» **Task prompt**: The answer must be every line of the records below that contains the word "title", copied out.

[Dataset items]
....
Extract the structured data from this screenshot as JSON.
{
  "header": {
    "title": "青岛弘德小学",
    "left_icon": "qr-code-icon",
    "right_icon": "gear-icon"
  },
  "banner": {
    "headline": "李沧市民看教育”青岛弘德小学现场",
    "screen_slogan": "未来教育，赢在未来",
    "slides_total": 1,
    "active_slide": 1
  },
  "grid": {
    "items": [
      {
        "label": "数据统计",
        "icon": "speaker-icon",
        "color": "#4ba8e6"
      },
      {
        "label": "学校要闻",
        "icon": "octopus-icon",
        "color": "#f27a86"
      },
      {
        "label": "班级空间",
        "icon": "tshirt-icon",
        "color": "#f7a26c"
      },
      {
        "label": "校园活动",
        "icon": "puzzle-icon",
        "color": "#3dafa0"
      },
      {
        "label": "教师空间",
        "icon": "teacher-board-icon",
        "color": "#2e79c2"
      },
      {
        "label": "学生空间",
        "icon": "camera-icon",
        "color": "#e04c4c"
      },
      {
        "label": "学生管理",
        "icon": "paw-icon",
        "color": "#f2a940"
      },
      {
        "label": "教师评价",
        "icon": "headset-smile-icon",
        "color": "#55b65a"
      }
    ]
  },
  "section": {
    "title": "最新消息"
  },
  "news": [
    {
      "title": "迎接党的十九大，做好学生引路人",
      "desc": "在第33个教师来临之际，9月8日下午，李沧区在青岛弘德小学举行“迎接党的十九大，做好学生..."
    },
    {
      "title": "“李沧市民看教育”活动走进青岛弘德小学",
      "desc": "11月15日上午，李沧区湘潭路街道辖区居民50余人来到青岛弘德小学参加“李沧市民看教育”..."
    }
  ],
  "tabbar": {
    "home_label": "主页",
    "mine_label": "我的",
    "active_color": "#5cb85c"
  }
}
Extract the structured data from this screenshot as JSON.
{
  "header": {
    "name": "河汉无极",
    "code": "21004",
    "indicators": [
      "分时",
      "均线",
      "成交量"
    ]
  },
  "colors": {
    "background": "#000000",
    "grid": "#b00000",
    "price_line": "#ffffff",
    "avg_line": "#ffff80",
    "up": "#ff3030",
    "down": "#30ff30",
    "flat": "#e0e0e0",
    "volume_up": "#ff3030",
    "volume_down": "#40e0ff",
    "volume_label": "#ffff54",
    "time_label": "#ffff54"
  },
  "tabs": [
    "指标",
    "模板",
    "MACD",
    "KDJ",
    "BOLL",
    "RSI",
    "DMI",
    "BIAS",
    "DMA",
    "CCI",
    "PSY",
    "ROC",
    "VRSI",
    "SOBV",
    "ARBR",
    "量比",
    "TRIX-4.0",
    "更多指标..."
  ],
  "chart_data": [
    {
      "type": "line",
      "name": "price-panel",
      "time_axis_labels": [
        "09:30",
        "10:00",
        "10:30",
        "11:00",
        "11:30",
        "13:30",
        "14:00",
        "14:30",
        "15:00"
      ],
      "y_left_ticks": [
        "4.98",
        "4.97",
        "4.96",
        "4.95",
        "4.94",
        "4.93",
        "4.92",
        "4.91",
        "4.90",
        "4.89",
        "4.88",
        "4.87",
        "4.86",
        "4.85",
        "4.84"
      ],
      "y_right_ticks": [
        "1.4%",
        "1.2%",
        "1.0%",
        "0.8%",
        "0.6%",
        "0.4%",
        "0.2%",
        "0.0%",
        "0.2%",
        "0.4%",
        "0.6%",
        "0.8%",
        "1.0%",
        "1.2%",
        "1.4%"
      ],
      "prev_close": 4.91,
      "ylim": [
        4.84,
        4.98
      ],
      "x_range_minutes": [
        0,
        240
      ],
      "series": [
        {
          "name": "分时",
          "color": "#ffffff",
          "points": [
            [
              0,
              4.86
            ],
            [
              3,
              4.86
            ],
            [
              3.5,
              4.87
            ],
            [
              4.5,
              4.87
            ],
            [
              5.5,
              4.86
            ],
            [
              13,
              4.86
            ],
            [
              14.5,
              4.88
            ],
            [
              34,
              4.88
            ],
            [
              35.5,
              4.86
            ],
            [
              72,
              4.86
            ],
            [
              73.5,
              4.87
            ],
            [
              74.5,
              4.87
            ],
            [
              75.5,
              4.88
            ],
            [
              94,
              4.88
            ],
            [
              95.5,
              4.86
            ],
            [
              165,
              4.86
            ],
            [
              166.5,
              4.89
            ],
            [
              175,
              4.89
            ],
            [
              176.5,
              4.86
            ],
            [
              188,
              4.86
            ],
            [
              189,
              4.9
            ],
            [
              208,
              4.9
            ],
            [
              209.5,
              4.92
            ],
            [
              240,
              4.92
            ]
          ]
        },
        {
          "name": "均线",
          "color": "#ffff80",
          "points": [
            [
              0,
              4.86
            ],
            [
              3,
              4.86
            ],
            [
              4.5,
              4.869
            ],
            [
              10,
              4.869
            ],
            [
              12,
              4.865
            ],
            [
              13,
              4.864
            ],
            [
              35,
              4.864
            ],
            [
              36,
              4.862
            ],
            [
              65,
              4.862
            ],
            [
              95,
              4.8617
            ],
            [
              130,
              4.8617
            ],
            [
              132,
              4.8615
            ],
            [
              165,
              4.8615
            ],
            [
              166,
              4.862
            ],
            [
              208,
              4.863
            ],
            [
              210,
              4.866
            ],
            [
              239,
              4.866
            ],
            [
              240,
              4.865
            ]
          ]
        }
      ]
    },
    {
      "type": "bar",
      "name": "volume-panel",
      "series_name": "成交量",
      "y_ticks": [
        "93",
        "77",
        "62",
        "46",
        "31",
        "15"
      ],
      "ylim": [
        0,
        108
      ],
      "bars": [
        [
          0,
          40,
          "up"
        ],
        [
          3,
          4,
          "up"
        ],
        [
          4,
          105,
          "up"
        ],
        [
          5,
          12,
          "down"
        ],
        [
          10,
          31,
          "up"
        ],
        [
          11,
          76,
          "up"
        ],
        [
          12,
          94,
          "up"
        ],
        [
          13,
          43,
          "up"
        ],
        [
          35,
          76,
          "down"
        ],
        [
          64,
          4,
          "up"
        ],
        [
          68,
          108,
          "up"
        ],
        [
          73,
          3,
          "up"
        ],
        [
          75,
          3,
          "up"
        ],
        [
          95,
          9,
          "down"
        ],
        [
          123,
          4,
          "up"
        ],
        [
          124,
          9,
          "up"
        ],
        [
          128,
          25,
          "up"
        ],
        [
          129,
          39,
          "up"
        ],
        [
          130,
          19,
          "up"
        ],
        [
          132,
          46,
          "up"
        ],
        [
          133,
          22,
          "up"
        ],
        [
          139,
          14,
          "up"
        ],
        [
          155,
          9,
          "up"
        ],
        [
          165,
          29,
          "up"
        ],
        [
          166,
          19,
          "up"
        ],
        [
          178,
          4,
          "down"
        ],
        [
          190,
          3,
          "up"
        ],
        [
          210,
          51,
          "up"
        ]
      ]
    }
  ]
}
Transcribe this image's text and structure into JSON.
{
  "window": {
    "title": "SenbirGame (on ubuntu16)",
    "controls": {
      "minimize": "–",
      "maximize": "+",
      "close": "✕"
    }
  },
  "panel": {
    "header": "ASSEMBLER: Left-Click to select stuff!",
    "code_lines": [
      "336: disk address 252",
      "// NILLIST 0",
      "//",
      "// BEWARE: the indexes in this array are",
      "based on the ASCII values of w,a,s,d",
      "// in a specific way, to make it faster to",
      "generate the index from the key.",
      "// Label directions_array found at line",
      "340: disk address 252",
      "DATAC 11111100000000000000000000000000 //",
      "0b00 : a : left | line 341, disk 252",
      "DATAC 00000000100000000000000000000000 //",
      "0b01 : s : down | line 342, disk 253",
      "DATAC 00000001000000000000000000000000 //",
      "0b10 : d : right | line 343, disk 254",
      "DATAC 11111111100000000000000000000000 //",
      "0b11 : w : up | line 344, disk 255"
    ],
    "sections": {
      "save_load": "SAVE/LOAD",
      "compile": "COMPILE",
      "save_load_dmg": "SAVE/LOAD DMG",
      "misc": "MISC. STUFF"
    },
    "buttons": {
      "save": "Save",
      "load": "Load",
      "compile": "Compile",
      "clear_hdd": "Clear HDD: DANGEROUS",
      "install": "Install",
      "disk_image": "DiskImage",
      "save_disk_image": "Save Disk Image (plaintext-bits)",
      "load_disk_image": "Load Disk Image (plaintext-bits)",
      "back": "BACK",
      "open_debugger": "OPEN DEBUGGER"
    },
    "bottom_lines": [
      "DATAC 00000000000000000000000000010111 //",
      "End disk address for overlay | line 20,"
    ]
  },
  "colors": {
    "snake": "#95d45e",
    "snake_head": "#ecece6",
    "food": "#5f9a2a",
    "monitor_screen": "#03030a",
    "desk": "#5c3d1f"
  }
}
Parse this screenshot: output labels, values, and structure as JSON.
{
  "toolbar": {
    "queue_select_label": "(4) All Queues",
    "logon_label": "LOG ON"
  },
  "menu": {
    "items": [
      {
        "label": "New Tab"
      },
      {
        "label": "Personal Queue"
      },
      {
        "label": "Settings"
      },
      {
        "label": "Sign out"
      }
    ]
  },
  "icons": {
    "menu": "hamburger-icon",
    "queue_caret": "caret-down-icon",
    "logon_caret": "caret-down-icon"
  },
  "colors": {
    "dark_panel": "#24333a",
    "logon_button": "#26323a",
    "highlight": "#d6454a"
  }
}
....
» **Written answer**:
    "title": "青岛弘德小学",
    "title": "最新消息"
      "title": "迎接党的十九大，做好学生引路人",
      "title": "“李沧市民看教育”活动走进青岛弘德小学",
    "title": "SenbirGame (on ubuntu16)",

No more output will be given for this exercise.